• [Materials provided]
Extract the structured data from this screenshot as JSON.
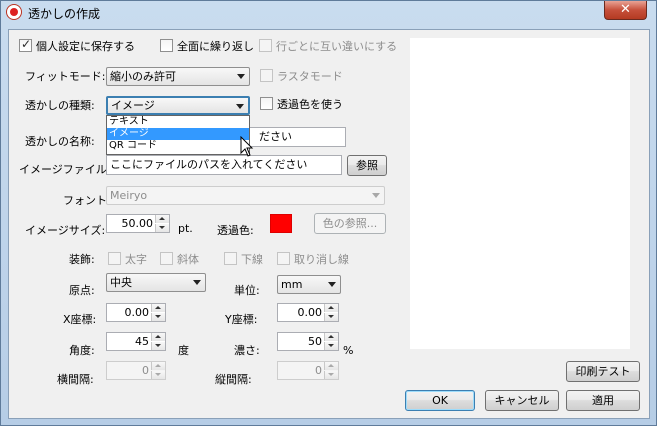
{
  "window": {
    "title": "透かしの作成",
    "close_label": "✕"
  },
  "options": {
    "save_personal": {
      "label": "個人設定に保存する",
      "checked": true
    },
    "tile_all": {
      "label": "全面に繰り返し",
      "checked": false
    },
    "alternate_rows": {
      "label": "行ごとに互い違いにする",
      "checked": false
    }
  },
  "fit_mode": {
    "label": "フィットモード:",
    "value": "縮小のみ許可"
  },
  "raster_mode": {
    "label": "ラスタモード"
  },
  "watermark_type": {
    "label": "透かしの種類:",
    "value": "イメージ",
    "options": [
      "テキスト",
      "イメージ",
      "QR コード"
    ],
    "selected_index": 1
  },
  "use_transparent": {
    "label": "透過色を使う"
  },
  "name": {
    "label": "透かしの名称:",
    "value_tail": "ださい"
  },
  "image_file": {
    "label": "イメージファイル:",
    "placeholder": "ここにファイルのパスを入れてください",
    "browse_label": "参照"
  },
  "font": {
    "label": "フォント:",
    "value": "Meiryo"
  },
  "image_size": {
    "label": "イメージサイズ:",
    "value": "50.00",
    "unit": "pt."
  },
  "transparent_color": {
    "label": "透過色:",
    "color": "#ff0000",
    "pick_label": "色の参照..."
  },
  "decoration": {
    "label": "装飾:",
    "bold": "太字",
    "italic": "斜体",
    "underline": "下線",
    "strikethrough": "取り消し線"
  },
  "origin": {
    "label": "原点:",
    "value": "中央"
  },
  "unit": {
    "label": "単位:",
    "value": "mm"
  },
  "x_coord": {
    "label": "X座標:",
    "value": "0.00"
  },
  "y_coord": {
    "label": "Y座標:",
    "value": "0.00"
  },
  "angle": {
    "label": "角度:",
    "value": "45",
    "unit": "度"
  },
  "density": {
    "label": "濃さ:",
    "value": "50",
    "unit": "%"
  },
  "h_spacing": {
    "label": "横間隔:",
    "value": "0"
  },
  "v_spacing": {
    "label": "縦間隔:",
    "value": "0"
  },
  "buttons": {
    "print_test": "印刷テスト",
    "ok": "OK",
    "cancel": "キャンセル",
    "apply": "適用"
  }
}
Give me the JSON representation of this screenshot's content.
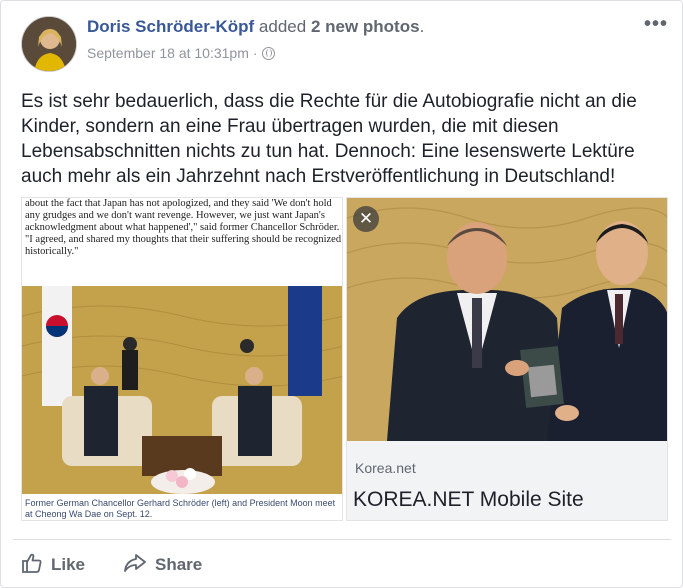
{
  "post": {
    "author": "Doris Schröder-Köpf",
    "action_prefix": "added",
    "action_count": "2 new photos",
    "action_suffix": ".",
    "timestamp": "September 18 at 10:31pm",
    "meta_separator": "·",
    "text": "Es ist sehr bedauerlich, dass die Rechte für die Autobiografie nicht an die Kinder, sondern an eine Frau übertragen wurden, die mit diesen Lebensabschnitten nichts zu tun hat. Dennoch: Eine lesenswerte Lektüre auch mehr als ein Jahrzehnt nach Erstveröffentlichung in Deutschland!",
    "more_icon": "more-horizontal-icon",
    "privacy_icon": "globe-icon"
  },
  "photo_left": {
    "article_text": "about the fact that Japan has not apologized, and they said 'We don't hold any grudges and we don't want revenge. However, we just want Japan's acknowledgment about what happened',\" said former Chancellor Schröder. \"I agreed, and shared my thoughts that their suffering should be recognized historically.\"",
    "caption": "Former German Chancellor Gerhard Schröder (left) and President Moon meet at Cheong Wa Dae on Sept. 12."
  },
  "photo_right": {
    "close_icon": "close-icon",
    "close_glyph": "✕",
    "link_domain": "Korea.net",
    "link_title": "KOREA.NET Mobile Site"
  },
  "actions": {
    "like_label": "Like",
    "share_label": "Share"
  },
  "colors": {
    "author_link": "#385898",
    "meta_text": "#90949c",
    "action_text": "#606770"
  }
}
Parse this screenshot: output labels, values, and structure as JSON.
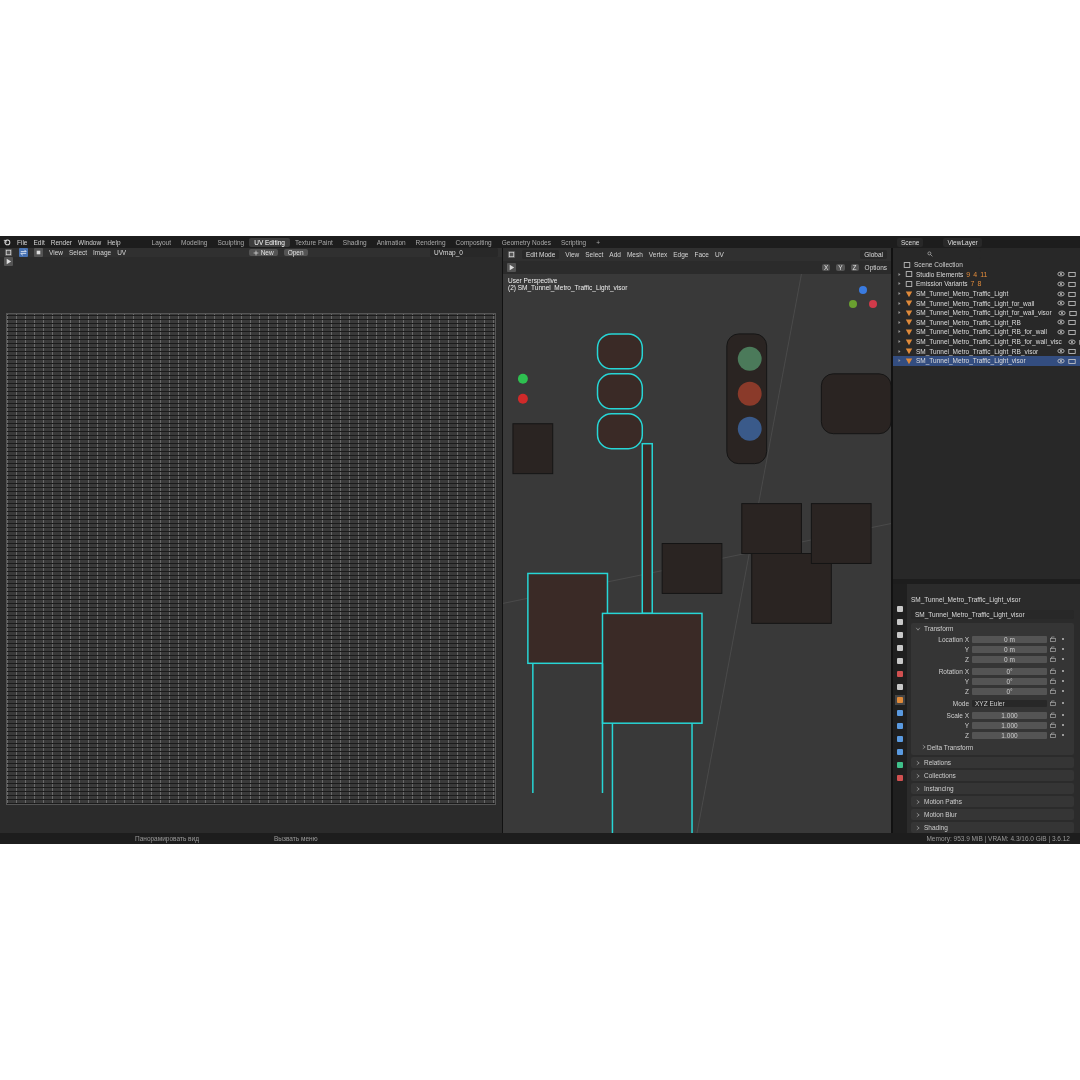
{
  "topbar": {
    "menus": [
      "File",
      "Edit",
      "Render",
      "Window",
      "Help"
    ],
    "workspaces": [
      {
        "label": "Layout",
        "selected": false
      },
      {
        "label": "Modeling",
        "selected": false
      },
      {
        "label": "Sculpting",
        "selected": false
      },
      {
        "label": "UV Editing",
        "selected": true
      },
      {
        "label": "Texture Paint",
        "selected": false
      },
      {
        "label": "Shading",
        "selected": false
      },
      {
        "label": "Animation",
        "selected": false
      },
      {
        "label": "Rendering",
        "selected": false
      },
      {
        "label": "Compositing",
        "selected": false
      },
      {
        "label": "Geometry Nodes",
        "selected": false
      },
      {
        "label": "Scripting",
        "selected": false
      }
    ],
    "add_tab": "+",
    "scene": "Scene",
    "view_layer": "ViewLayer"
  },
  "uv_editor": {
    "menus": [
      "View",
      "Select",
      "Image",
      "UV"
    ],
    "new_button": "New",
    "open_button": "Open",
    "uv_map": "UVmap_0"
  },
  "viewport": {
    "mode": "Edit Mode",
    "menus": [
      "View",
      "Select",
      "Add",
      "Mesh",
      "Vertex",
      "Edge",
      "Face",
      "UV"
    ],
    "orientation": "Global",
    "axes": [
      "X",
      "Y",
      "Z"
    ],
    "options": "Options",
    "view_name": "User Perspective",
    "object_label": "(2) SM_Tunnel_Metro_Traffic_Light_visor"
  },
  "outliner": {
    "root": "Scene Collection",
    "items": [
      {
        "name": "Studio Elements",
        "kind": "collection",
        "counts": [
          "9",
          "4",
          "11"
        ],
        "selected": false
      },
      {
        "name": "Emission Variants",
        "kind": "collection",
        "counts": [
          "7",
          "8"
        ],
        "selected": false
      },
      {
        "name": "SM_Tunnel_Metro_Traffic_Light",
        "kind": "mesh",
        "selected": false
      },
      {
        "name": "SM_Tunnel_Metro_Traffic_Light_for_wall",
        "kind": "mesh",
        "selected": false
      },
      {
        "name": "SM_Tunnel_Metro_Traffic_Light_for_wall_visor",
        "kind": "mesh",
        "selected": false
      },
      {
        "name": "SM_Tunnel_Metro_Traffic_Light_RB",
        "kind": "mesh",
        "selected": false
      },
      {
        "name": "SM_Tunnel_Metro_Traffic_Light_RB_for_wall",
        "kind": "mesh",
        "selected": false
      },
      {
        "name": "SM_Tunnel_Metro_Traffic_Light_RB_for_wall_visc",
        "kind": "mesh",
        "selected": false
      },
      {
        "name": "SM_Tunnel_Metro_Traffic_Light_RB_visor",
        "kind": "mesh",
        "selected": false
      },
      {
        "name": "SM_Tunnel_Metro_Traffic_Light_visor",
        "kind": "mesh",
        "selected": true
      }
    ]
  },
  "properties": {
    "object_name": "SM_Tunnel_Metro_Traffic_Light_visor",
    "data_name": "SM_Tunnel_Metro_Traffic_Light_visor",
    "transform": {
      "title": "Transform",
      "expanded": true,
      "rows": [
        {
          "label": "Location X",
          "value": "0 m",
          "kind": "number"
        },
        {
          "label": "Y",
          "value": "0 m",
          "kind": "number"
        },
        {
          "label": "Z",
          "value": "0 m",
          "kind": "number"
        },
        {
          "label": "Rotation X",
          "value": "0°",
          "kind": "number"
        },
        {
          "label": "Y",
          "value": "0°",
          "kind": "number"
        },
        {
          "label": "Z",
          "value": "0°",
          "kind": "number"
        },
        {
          "label": "Mode",
          "value": "XYZ Euler",
          "kind": "dropdown"
        },
        {
          "label": "Scale X",
          "value": "1.000",
          "kind": "number"
        },
        {
          "label": "Y",
          "value": "1.000",
          "kind": "number"
        },
        {
          "label": "Z",
          "value": "1.000",
          "kind": "number"
        }
      ],
      "subpanel": {
        "title": "Delta Transform",
        "expanded": false
      }
    },
    "panels": [
      {
        "title": "Relations",
        "expanded": false
      },
      {
        "title": "Collections",
        "expanded": false
      },
      {
        "title": "Instancing",
        "expanded": false
      },
      {
        "title": "Motion Paths",
        "expanded": false
      },
      {
        "title": "Motion Blur",
        "expanded": false
      },
      {
        "title": "Shading",
        "expanded": false
      }
    ]
  },
  "status_bar": {
    "hints": [
      "Панорамировать вид",
      "Вызвать меню"
    ],
    "info": "Memory: 953.9 MiB | VRAM: 4.3/16.0 GiB | 3.6.12"
  }
}
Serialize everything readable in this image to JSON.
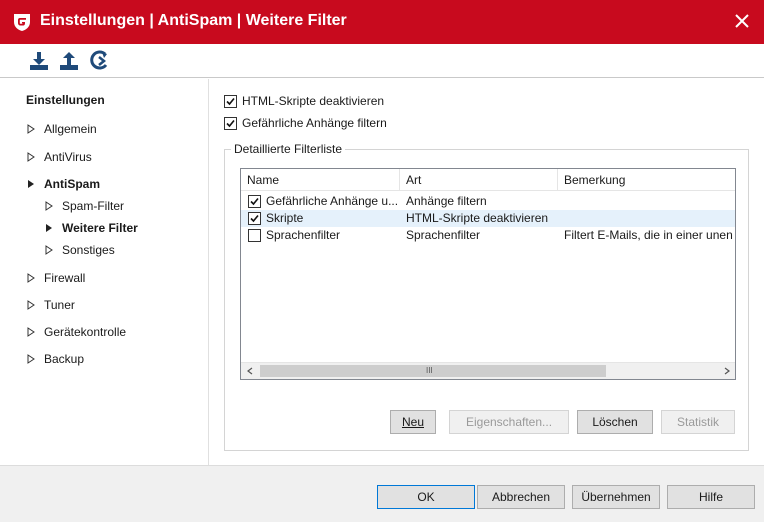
{
  "window": {
    "title": "Einstellungen | AntiSpam | Weitere Filter",
    "brand_color": "#c80a1e"
  },
  "toolbar": {
    "buttons": [
      {
        "name": "import-icon"
      },
      {
        "name": "export-icon"
      },
      {
        "name": "reset-icon"
      }
    ]
  },
  "sidebar": {
    "heading": "Einstellungen",
    "items": [
      {
        "label": "Allgemein"
      },
      {
        "label": "AntiVirus"
      },
      {
        "label": "AntiSpam"
      },
      {
        "label": "Spam-Filter"
      },
      {
        "label": "Weitere Filter"
      },
      {
        "label": "Sonstiges"
      },
      {
        "label": "Firewall"
      },
      {
        "label": "Tuner"
      },
      {
        "label": "Gerätekontrolle"
      },
      {
        "label": "Backup"
      }
    ]
  },
  "main": {
    "options": [
      {
        "label": "HTML-Skripte deaktivieren",
        "checked": true
      },
      {
        "label": "Gefährliche Anhänge filtern",
        "checked": true
      }
    ],
    "filter_group": {
      "title": "Detaillierte Filterliste",
      "columns": [
        "Name",
        "Art",
        "Bemerkung"
      ],
      "rows": [
        {
          "name": "Gefährliche Anhänge u...",
          "art": "Anhänge filtern",
          "bemerkung": "",
          "checked": true
        },
        {
          "name": "Skripte",
          "art": "HTML-Skripte deaktivieren",
          "bemerkung": "",
          "checked": true
        },
        {
          "name": "Sprachenfilter",
          "art": "Sprachenfilter",
          "bemerkung": "Filtert E-Mails, die in einer unen",
          "checked": false
        }
      ],
      "scroll_grip": "III",
      "buttons": {
        "neu": "Neu",
        "eigenschaften": "Eigenschaften...",
        "loeschen": "Löschen",
        "statistik": "Statistik"
      }
    }
  },
  "footer": {
    "ok": "OK",
    "abbrechen": "Abbrechen",
    "uebernehmen": "Übernehmen",
    "hilfe": "Hilfe"
  }
}
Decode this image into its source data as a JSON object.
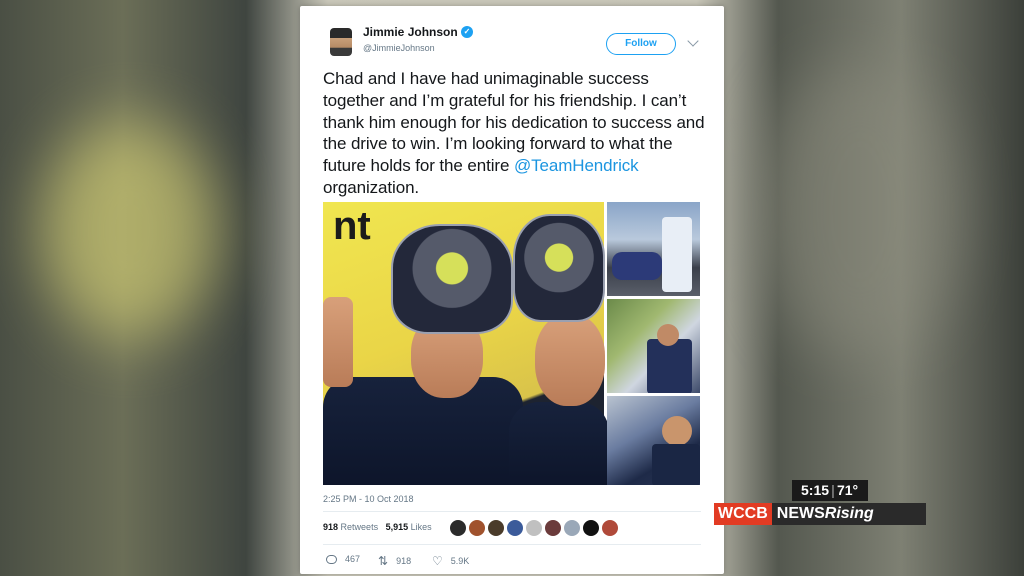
{
  "tweet": {
    "author_name": "Jimmie Johnson",
    "author_handle": "@JimmieJohnson",
    "verified_glyph": "✓",
    "follow_label": "Follow",
    "text_before": "Chad and I have had unimaginable success together and I’m grateful for his friendship. I can’t thank him enough for his dedication to success and the drive to win. I’m looking forward to what the future holds for the entire ",
    "mention": "@TeamHendrick",
    "text_after": " organization.",
    "media_sponsor_text": "nt",
    "timestamp": "2:25 PM - 10 Oct 2018",
    "retweets_count": "918",
    "retweets_label": "Retweets",
    "likes_count": "5,915",
    "likes_label": "Likes",
    "actions": {
      "reply_count": "467",
      "retweet_count": "918",
      "like_count": "5.9K"
    },
    "liker_avatar_colors": [
      "#2b2b2b",
      "#a0522d",
      "#4a3b2a",
      "#3b5b9a",
      "#c0c0c0",
      "#6b3b3b",
      "#9aa8b8",
      "#111111",
      "#b04a3a"
    ]
  },
  "broadcast": {
    "time": "5:15",
    "temperature": "71°",
    "station": "WCCB",
    "news": "NEWS",
    "rising": "Rising",
    "station_color": "#e23b23"
  },
  "icons": [
    "verified-icon",
    "chevron-down-icon",
    "reply-icon",
    "retweet-icon",
    "like-icon"
  ]
}
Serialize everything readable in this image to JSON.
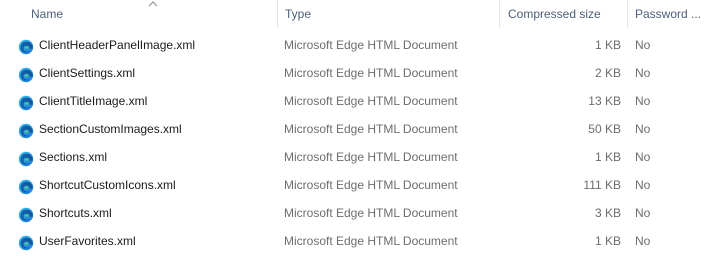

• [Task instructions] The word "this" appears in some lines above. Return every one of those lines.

• [Reply]
Extract the structured data from this screenshot as JSON.
Give me the JSON representation of this screenshot's content.
Parse this screenshot: output labels, values, and structure as JSON.
Serialize everything readable in this image to JSON.
Decode this image into its source data as a JSON object.
Serialize everything readable in this image to JSON.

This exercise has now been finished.